The National Assembly Standing Committee on April 21 scrutinised a Government proposal on revisions and amendments to the Law on Enforcement of Civil Judgements.

According to the proposal, the revision of the law is prompted by the shortcomings in the enforcement of civil judgements. The number of enforced verdicts, while showing an increase from the period before the law was put in place, remained short of target. A total of 239,144 judgements issued in 2013 were not implemented within their due date, it said, citing reasons such as some unfeasible stipulations in the law and unclear contents of some court decisions.

The Government proposed adding 11 new articles, making amendments to 65 articles and abolishing 4 articles of the current 183-article civil judgement enforcement law.

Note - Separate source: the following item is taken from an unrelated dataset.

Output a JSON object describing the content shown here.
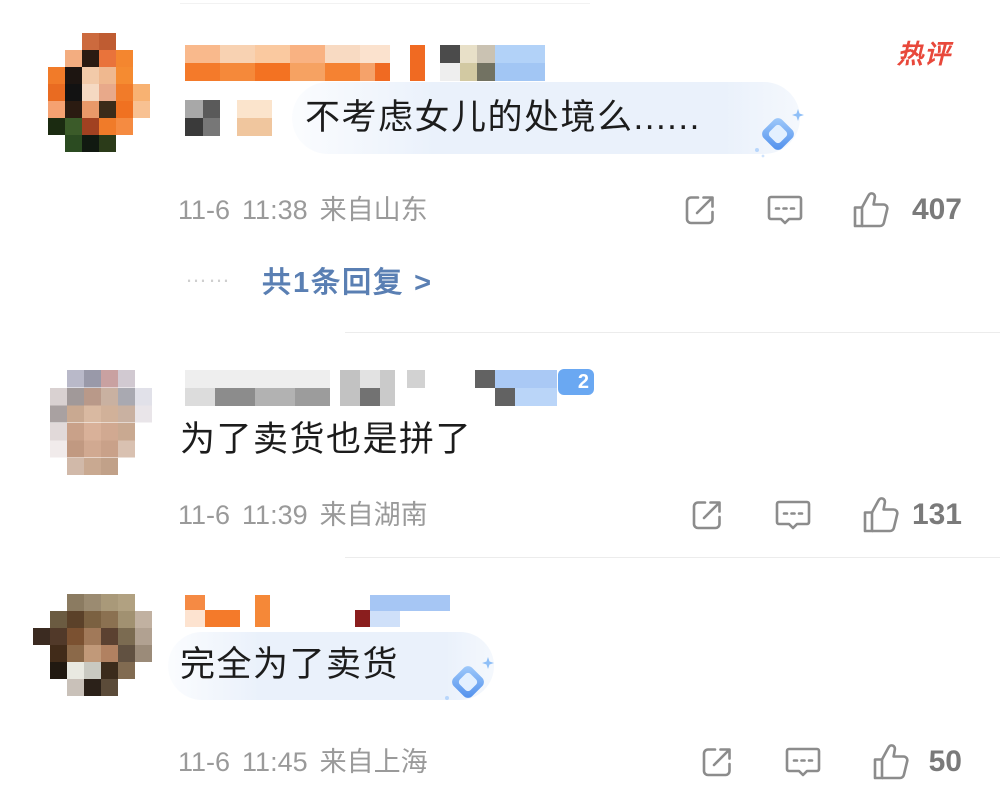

Most opinions of the committee’s members agreed with the need to revise the law, stressing that attention should be paid to issues of great concern, including the verification of assets and conditions of judgement debtors in order to execute the verdict and the coercive enforcement of judgements.

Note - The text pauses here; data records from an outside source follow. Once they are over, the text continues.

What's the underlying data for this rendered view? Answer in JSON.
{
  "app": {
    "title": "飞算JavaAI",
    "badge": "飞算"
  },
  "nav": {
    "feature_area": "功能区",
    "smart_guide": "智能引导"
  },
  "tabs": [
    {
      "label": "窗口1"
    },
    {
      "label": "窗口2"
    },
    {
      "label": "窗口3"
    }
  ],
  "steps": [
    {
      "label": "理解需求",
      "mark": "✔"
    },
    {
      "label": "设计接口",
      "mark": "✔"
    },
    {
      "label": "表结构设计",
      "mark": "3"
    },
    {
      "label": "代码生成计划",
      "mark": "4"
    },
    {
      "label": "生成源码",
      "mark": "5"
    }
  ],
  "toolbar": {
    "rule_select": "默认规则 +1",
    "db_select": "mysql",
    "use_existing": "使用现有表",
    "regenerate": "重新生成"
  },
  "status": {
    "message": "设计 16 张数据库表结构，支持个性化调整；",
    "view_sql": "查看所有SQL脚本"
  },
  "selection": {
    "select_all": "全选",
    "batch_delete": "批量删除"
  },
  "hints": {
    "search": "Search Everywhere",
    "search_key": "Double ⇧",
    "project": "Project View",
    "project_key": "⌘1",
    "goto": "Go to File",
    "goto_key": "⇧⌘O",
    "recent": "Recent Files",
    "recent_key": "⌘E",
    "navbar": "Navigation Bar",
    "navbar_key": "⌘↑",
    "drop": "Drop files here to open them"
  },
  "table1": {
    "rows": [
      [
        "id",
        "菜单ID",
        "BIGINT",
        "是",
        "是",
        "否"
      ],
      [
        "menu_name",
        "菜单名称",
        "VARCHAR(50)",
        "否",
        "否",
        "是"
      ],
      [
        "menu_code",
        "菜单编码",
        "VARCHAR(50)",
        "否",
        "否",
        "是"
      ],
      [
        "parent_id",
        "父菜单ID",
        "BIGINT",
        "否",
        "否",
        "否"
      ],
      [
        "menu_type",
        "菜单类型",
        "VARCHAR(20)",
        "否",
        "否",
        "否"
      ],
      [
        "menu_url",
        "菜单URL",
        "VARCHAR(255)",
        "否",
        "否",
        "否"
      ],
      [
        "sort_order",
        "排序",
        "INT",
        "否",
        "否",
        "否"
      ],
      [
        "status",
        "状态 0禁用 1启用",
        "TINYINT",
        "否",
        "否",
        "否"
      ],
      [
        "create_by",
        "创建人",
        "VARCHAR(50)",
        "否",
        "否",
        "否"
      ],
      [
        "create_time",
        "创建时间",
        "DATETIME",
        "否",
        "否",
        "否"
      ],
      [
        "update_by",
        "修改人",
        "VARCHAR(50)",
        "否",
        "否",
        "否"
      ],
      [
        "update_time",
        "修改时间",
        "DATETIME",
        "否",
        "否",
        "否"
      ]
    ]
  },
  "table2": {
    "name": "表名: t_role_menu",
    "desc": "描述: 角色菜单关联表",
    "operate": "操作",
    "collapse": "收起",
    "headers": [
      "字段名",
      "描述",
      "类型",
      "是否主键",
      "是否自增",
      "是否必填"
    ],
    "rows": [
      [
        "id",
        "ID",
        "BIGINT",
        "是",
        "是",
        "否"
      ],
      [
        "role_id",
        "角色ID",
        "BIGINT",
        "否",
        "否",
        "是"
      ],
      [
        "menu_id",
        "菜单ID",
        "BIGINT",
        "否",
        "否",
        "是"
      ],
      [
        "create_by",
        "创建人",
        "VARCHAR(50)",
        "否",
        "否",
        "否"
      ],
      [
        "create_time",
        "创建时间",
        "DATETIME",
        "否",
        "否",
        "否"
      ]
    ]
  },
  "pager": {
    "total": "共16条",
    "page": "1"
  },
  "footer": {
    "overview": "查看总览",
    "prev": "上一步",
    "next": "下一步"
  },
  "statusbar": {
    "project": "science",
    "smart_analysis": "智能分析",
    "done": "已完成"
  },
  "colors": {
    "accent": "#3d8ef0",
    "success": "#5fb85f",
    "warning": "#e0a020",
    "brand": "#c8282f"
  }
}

The law makers also noted that any revisions and amendments should be in line with related laws including the Penal Code, the Civil Code, the Criminal Procedure Code, the Civil Procedure Code and the laws on the organisation of people’s courts and people’s procuracies.-VNA